* What this task involves: Give the data again, word for word.

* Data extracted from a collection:
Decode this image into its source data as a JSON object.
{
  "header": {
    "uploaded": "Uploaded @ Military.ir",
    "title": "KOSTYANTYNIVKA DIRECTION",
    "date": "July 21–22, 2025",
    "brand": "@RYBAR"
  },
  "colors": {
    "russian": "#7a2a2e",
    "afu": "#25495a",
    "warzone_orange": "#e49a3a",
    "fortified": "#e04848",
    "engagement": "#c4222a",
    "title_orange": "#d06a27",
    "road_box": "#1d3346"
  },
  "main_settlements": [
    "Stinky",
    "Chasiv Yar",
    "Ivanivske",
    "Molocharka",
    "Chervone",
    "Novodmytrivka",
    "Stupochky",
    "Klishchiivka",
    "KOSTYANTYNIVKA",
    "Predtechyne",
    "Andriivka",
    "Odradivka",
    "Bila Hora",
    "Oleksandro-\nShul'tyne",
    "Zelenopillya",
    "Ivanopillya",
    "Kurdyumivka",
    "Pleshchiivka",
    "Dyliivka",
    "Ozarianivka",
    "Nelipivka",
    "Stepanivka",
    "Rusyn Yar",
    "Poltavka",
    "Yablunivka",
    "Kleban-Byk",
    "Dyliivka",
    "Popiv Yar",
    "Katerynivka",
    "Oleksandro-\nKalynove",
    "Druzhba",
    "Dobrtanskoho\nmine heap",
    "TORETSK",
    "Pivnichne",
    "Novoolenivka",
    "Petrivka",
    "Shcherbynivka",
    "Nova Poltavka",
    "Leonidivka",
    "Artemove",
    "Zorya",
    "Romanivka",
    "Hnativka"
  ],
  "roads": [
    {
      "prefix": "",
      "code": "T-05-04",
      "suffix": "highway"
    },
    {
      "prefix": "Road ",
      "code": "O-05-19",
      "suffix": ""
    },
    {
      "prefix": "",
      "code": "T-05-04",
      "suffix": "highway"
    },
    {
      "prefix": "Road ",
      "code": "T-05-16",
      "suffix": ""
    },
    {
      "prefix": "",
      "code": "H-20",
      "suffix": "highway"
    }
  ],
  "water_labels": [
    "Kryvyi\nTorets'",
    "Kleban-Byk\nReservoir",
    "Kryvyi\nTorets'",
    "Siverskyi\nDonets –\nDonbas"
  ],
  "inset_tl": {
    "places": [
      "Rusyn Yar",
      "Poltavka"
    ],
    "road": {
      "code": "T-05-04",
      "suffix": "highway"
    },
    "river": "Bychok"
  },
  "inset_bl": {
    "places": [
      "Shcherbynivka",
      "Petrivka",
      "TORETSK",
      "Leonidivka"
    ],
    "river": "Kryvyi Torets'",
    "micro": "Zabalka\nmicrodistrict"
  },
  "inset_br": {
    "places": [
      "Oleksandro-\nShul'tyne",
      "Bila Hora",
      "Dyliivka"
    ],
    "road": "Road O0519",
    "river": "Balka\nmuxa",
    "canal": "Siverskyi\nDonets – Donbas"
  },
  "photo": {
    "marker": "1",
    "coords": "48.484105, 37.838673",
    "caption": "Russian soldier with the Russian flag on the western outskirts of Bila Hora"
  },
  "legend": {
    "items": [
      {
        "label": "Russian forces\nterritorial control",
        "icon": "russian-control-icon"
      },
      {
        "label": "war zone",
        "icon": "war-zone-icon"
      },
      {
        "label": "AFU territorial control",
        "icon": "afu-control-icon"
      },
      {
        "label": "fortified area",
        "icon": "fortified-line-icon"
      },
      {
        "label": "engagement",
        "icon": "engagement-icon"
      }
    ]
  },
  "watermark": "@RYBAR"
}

* Written response:
Decode this image into its source data as a JSON object.
{
  "header": {
    "uploaded": "Uploaded @ Military.ir",
    "title": "KOSTYANTYNIVKA DIRECTION",
    "date": "July 21–22, 2025",
    "brand": "@RYBAR"
  },
  "colors": {
    "russian": "#7a2a2e",
    "afu": "#25495a",
    "warzone_orange": "#e49a3a",
    "fortified": "#e04848",
    "engagement": "#c4222a",
    "title_orange": "#d06a27",
    "road_box": "#1d3346"
  },
  "main_settlements": [
    "Stinky",
    "Chasiv Yar",
    "Ivanivske",
    "Molocharka",
    "Chervone",
    "Novodmytrivka",
    "Stupochky",
    "Klishchiivka",
    "KOSTYANTYNIVKA",
    "Predtechyne",
    "Andriivka",
    "Odradivka",
    "Bila Hora",
    "Oleksandro-\nShul'tyne",
    "Zelenopillya",
    "Ivanopillya",
    "Kurdyumivka",
    "Pleshchiivka",
    "Dyliivka",
    "Ozarianivka",
    "Nelipivka",
    "Stepanivka",
    "Rusyn Yar",
    "Poltavka",
    "Yablunivka",
    "Kleban-Byk",
    "Dyliivka",
    "Popiv Yar",
    "Katerynivka",
    "Oleksandro-\nKalynove",
    "Druzhba",
    "Dobrtanskoho\nmine heap",
    "TORETSK",
    "Pivnichne",
    "Novoolenivka",
    "Petrivka",
    "Shcherbynivka",
    "Nova Poltavka",
    "Leonidivka",
    "Artemove",
    "Zorya",
    "Romanivka",
    "Hnativka"
  ],
  "roads": [
    {
      "prefix": "",
      "code": "T-05-04",
      "suffix": "highway"
    },
    {
      "prefix": "Road ",
      "code": "O-05-19",
      "suffix": ""
    },
    {
      "prefix": "",
      "code": "T-05-04",
      "suffix": "highway"
    },
    {
      "prefix": "Road ",
      "code": "T-05-16",
      "suffix": ""
    },
    {
      "prefix": "",
      "code": "H-20",
      "suffix": "highway"
    }
  ],
  "water_labels": [
    "Kryvyi\nTorets'",
    "Kleban-Byk\nReservoir",
    "Kryvyi\nTorets'",
    "Siverskyi\nDonets –\nDonbas"
  ],
  "inset_tl": {
    "places": [
      "Rusyn Yar",
      "Poltavka"
    ],
    "road": {
      "code": "T-05-04",
      "suffix": "highway"
    },
    "river": "Bychok"
  },
  "inset_bl": {
    "places": [
      "Shcherbynivka",
      "Petrivka",
      "TORETSK",
      "Leonidivka"
    ],
    "river": "Kryvyi Torets'",
    "micro": "Zabalka\nmicrodistrict"
  },
  "inset_br": {
    "places": [
      "Oleksandro-\nShul'tyne",
      "Bila Hora",
      "Dyliivka"
    ],
    "road": "Road O0519",
    "river": "Balka\nmuxa",
    "canal": "Siverskyi\nDonets – Donbas"
  },
  "photo": {
    "marker": "1",
    "coords": "48.484105, 37.838673",
    "caption": "Russian soldier with the Russian flag on the western outskirts of Bila Hora"
  },
  "legend": {
    "items": [
      {
        "label": "Russian forces\nterritorial control",
        "icon": "russian-control-icon"
      },
      {
        "label": "war zone",
        "icon": "war-zone-icon"
      },
      {
        "label": "AFU territorial control",
        "icon": "afu-control-icon"
      },
      {
        "label": "fortified area",
        "icon": "fortified-line-icon"
      },
      {
        "label": "engagement",
        "icon": "engagement-icon"
      }
    ]
  },
  "watermark": "@RYBAR"
}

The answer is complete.